Book online or at the Laing shop


Paul Nash fought in the First World War, and his paintings as an Official War Artist had a big impact. In 1917 he wrote: "I am a messenger who will bring back word from men fighting to those who want the war to last forever. Feeble, inarticulate will be my message, but it will have a bitter truth and may it burn their lousy souls."

The Liberal government that took Britain into the war was divided on the issue, and remained so. Some Liberals willed the ends but would not will the means; others increasingly doubted both. This talk considers the parliamentarians and also their much wider social and cultural associations and friendships.

 The politicians were swept from office during the war, and from Parliament at its end; with them, they and their friends feared, went their liberal values as the war transformed politics and public life in Britain for the worse. 

Dr Martin Farr from the School of History, Newcastle University gives an illuminating talk on the political and social background to the war.

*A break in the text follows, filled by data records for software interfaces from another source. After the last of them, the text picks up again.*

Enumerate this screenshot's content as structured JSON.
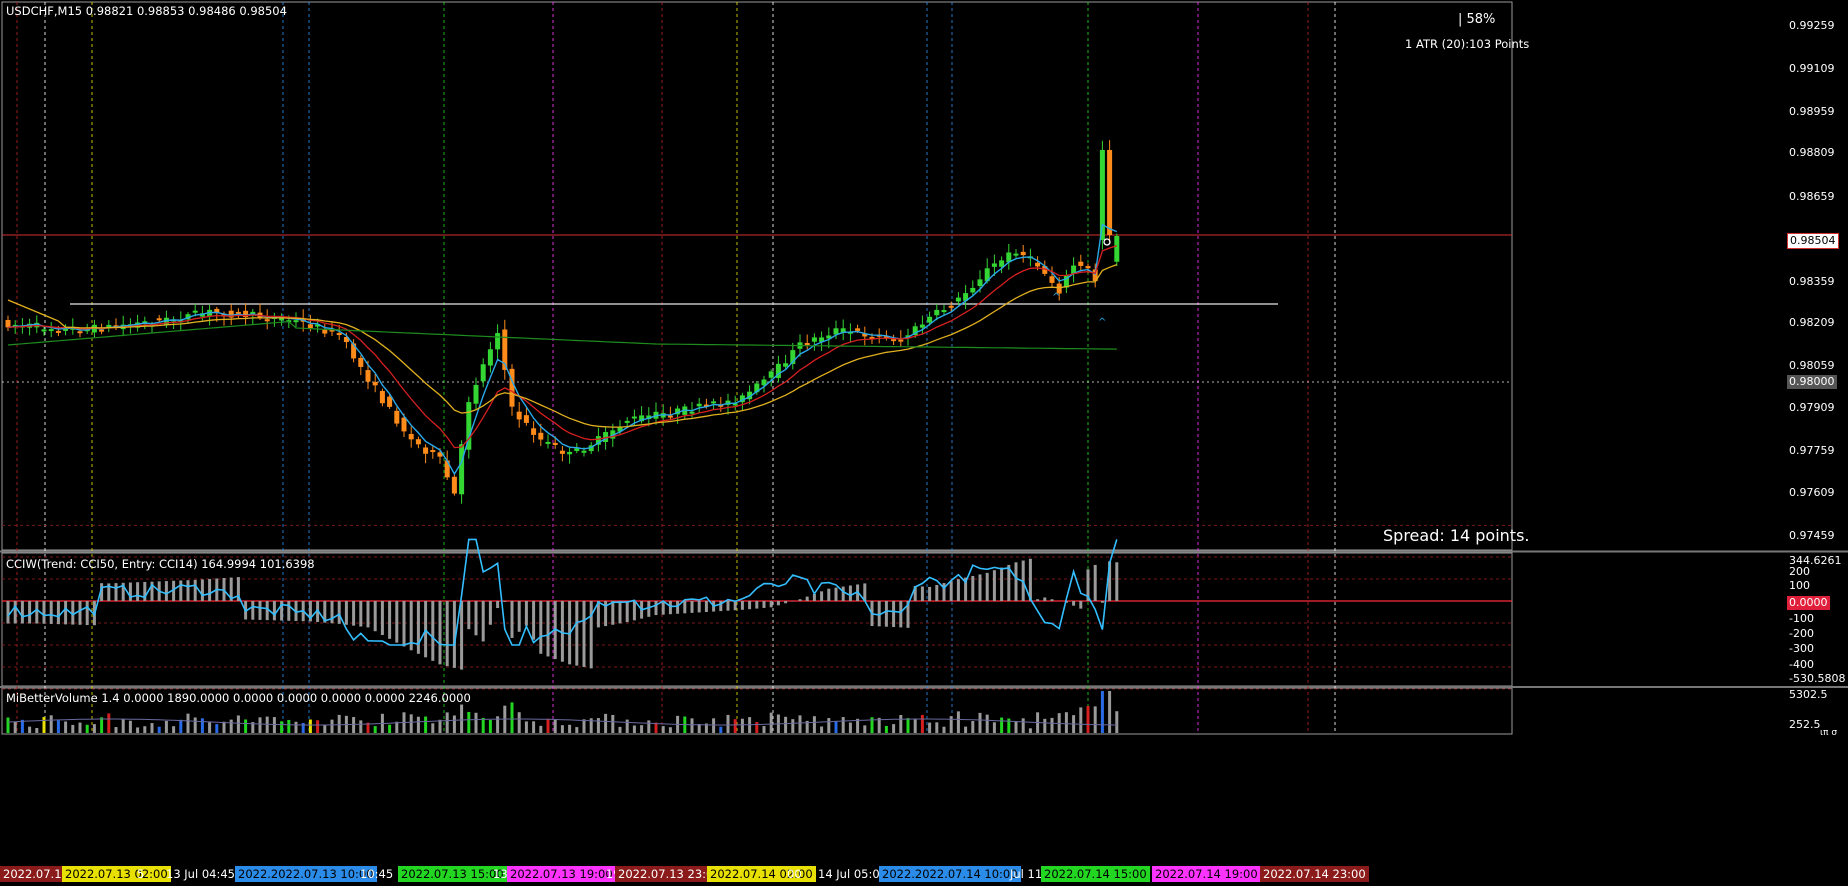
{
  "header": {
    "symbol_line": "USDCHF,M15  0.98821 0.98853 0.98486 0.98504",
    "percent": "|  58%",
    "atr": "1 ATR (20):103 Points",
    "spread": "Spread:  14 points."
  },
  "colors": {
    "bull": "#33d633",
    "bear": "#ff8c1a",
    "ma_fast": "#2aa8e8",
    "ma_mid": "#d62020",
    "ma_slow": "#e0b020",
    "ma_long": "#1e8c1e",
    "cci": "#33bfff",
    "zero_line": "#ff2a3a"
  },
  "price_axis": {
    "labels": [
      "0.99259",
      "0.99109",
      "0.98959",
      "0.98809",
      "0.98659",
      "0.98504",
      "0.98359",
      "0.98209",
      "0.98059",
      "0.98000",
      "0.97909",
      "0.97759",
      "0.97609",
      "0.97459"
    ],
    "current_price": "0.98504",
    "marked_level": "0.98000"
  },
  "cci_panel": {
    "label": "CCIW(Trend: CCI50, Entry: CCI14) 164.9994 101.6398",
    "axis": [
      "344.6261",
      "200",
      "100",
      "0.0000",
      "-100",
      "-200",
      "-300",
      "-400",
      "-530.5808"
    ]
  },
  "volume_panel": {
    "label": "MiBetterVolume 1.4 0.0000 1890.0000 0.0000 0.0000 0.0000 0.0000 2246.0000",
    "axis": [
      "5302.5",
      "252.5"
    ],
    "axis_cut": "ιπ σ"
  },
  "time_axis": [
    {
      "text": "2022.07.12 23:00",
      "bg": "#8b1a1a",
      "fg": "#ffffff"
    },
    {
      "text": "2022.07.13 02:00",
      "bg": "#e8e000",
      "fg": "#000000"
    },
    {
      "text": "5",
      "bg": "",
      "fg": "#ffffff"
    },
    {
      "text": "13 Jul 04:45",
      "bg": "",
      "fg": "#ffffff"
    },
    {
      "text": "2022.2022.07.13 10:00",
      "bg": "#2a8ce8",
      "fg": "#000000"
    },
    {
      "text": "10:45",
      "bg": "",
      "fg": "#ffffff"
    },
    {
      "text": "2022.07.13 15:00",
      "bg": "#22d622",
      "fg": "#000000"
    },
    {
      "text": "13",
      "bg": "",
      "fg": "#ffffff"
    },
    {
      "text": "2022.07.13 19:00",
      "bg": "#ff33ff",
      "fg": "#000000"
    },
    {
      "text": "19",
      "bg": "",
      "fg": "#ffffff"
    },
    {
      "text": "2022.07.13 23:00",
      "bg": "#8b1a1a",
      "fg": "#ffffff"
    },
    {
      "text": "2022.07.14 02:00",
      "bg": "#e8e000",
      "fg": "#000000"
    },
    {
      "text": "00",
      "bg": "",
      "fg": "#ffffff"
    },
    {
      "text": "14 Jul 05:00",
      "bg": "",
      "fg": "#ffffff"
    },
    {
      "text": "2022.2022.07.14 10:00",
      "bg": "#2a8ce8",
      "fg": "#000000"
    },
    {
      "text": "Jul 11:00",
      "bg": "",
      "fg": "#ffffff"
    },
    {
      "text": "2022.07.14 15:00",
      "bg": "#22d622",
      "fg": "#000000"
    },
    {
      "text": "2022.07.14 19:00",
      "bg": "#ff33ff",
      "fg": "#000000"
    },
    {
      "text": "2022.07.14 23:00",
      "bg": "#8b1a1a",
      "fg": "#ffffff"
    }
  ]
}
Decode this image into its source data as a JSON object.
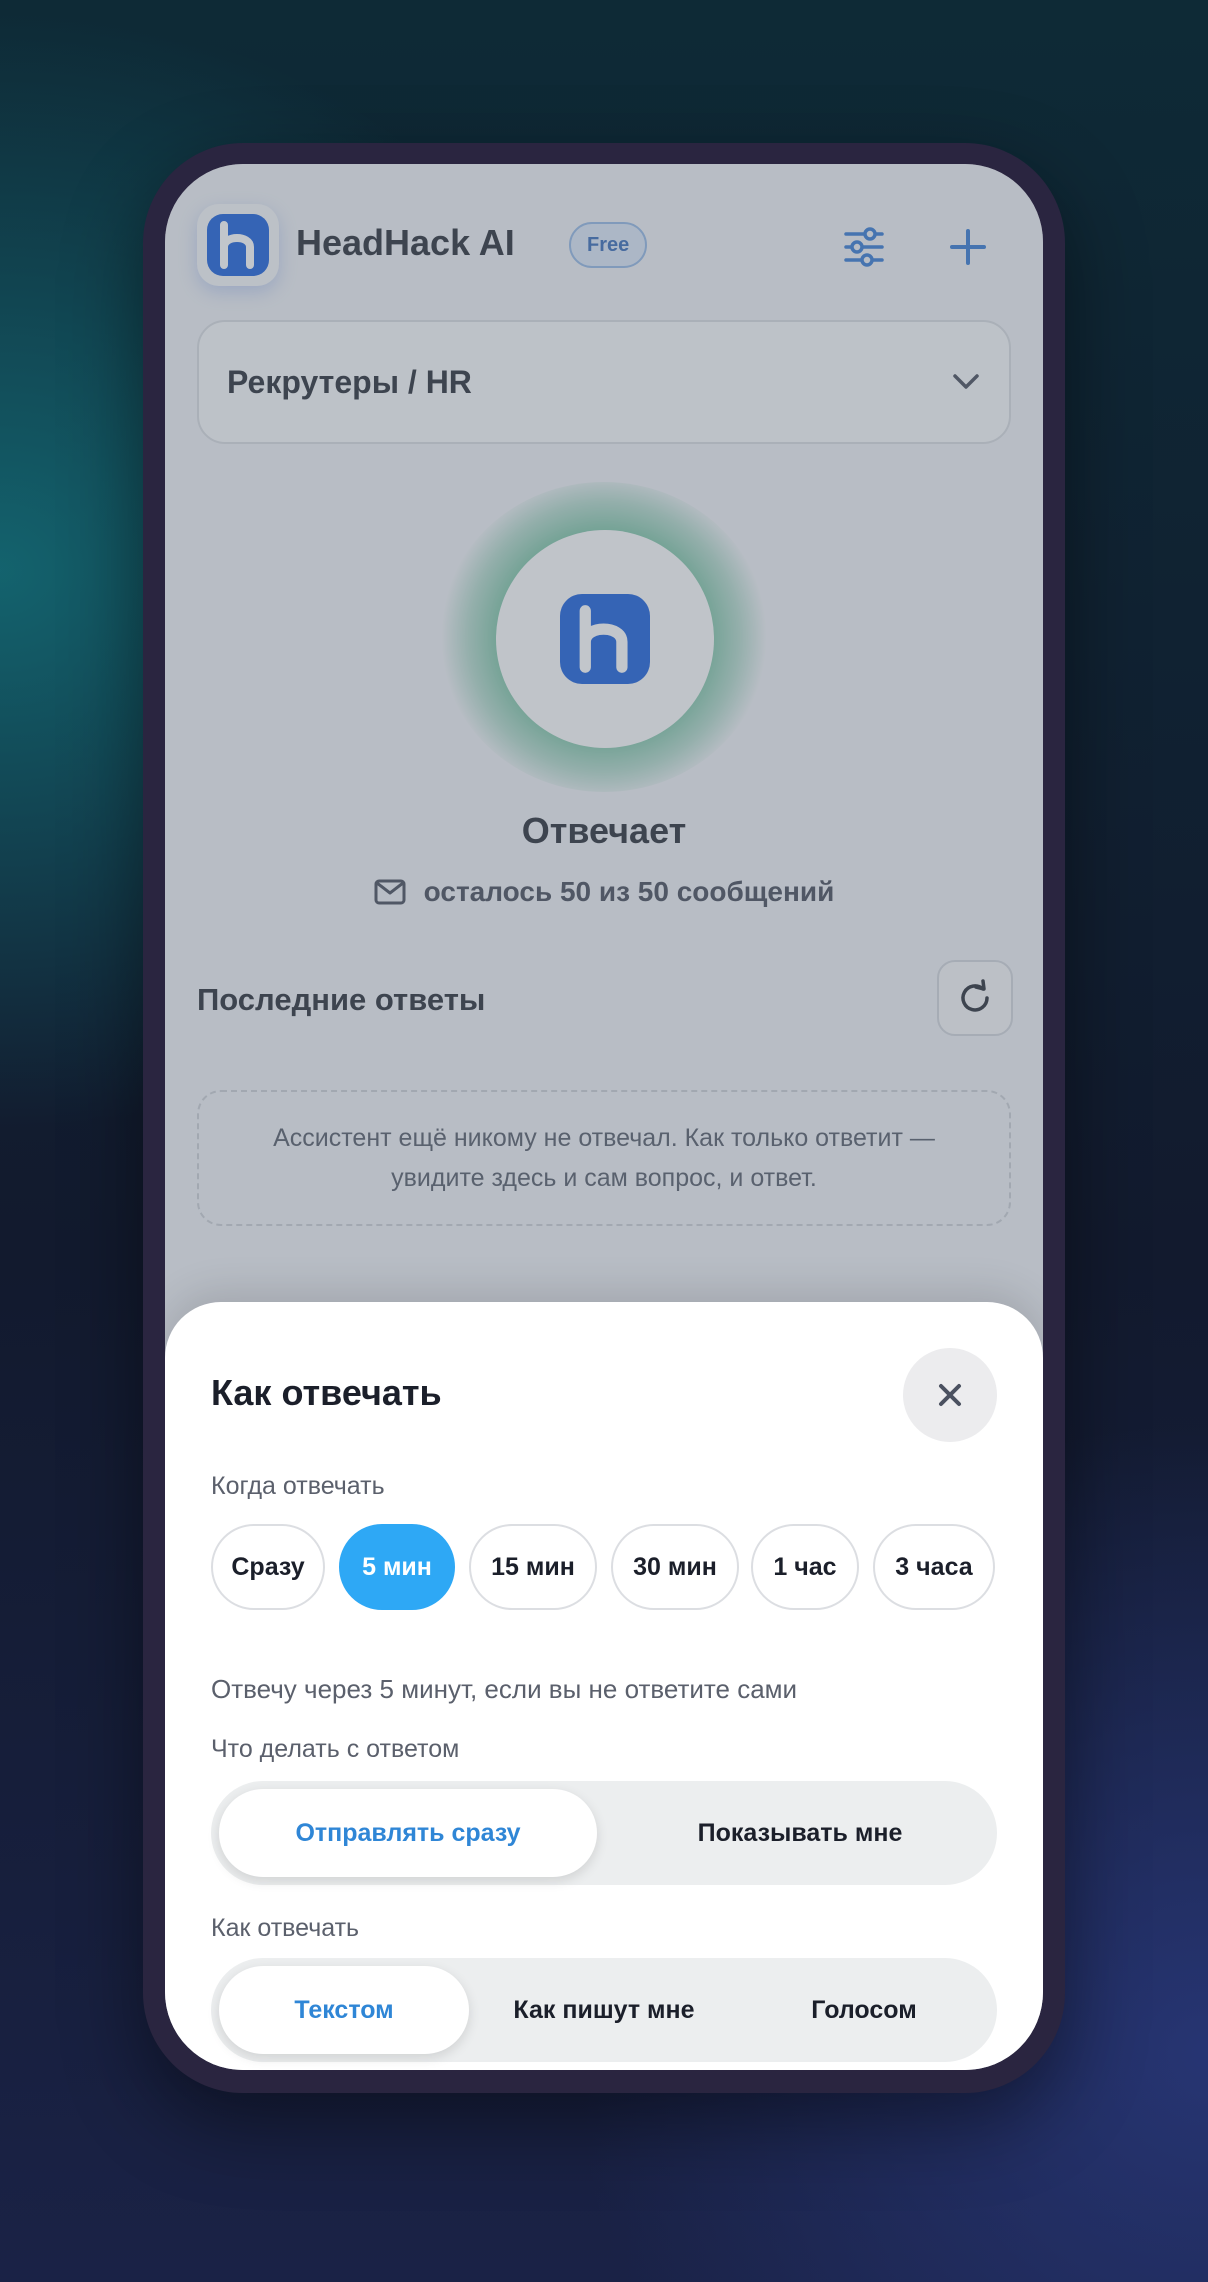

Read our blog on Paul Nash’s First World War experiences and paintings.

Image: Statesmen of World War I by Sir James Guthrie, 1924-1930, NPG 2463. © National Portrait Gallery, London. Creative Commons License


Newcastle University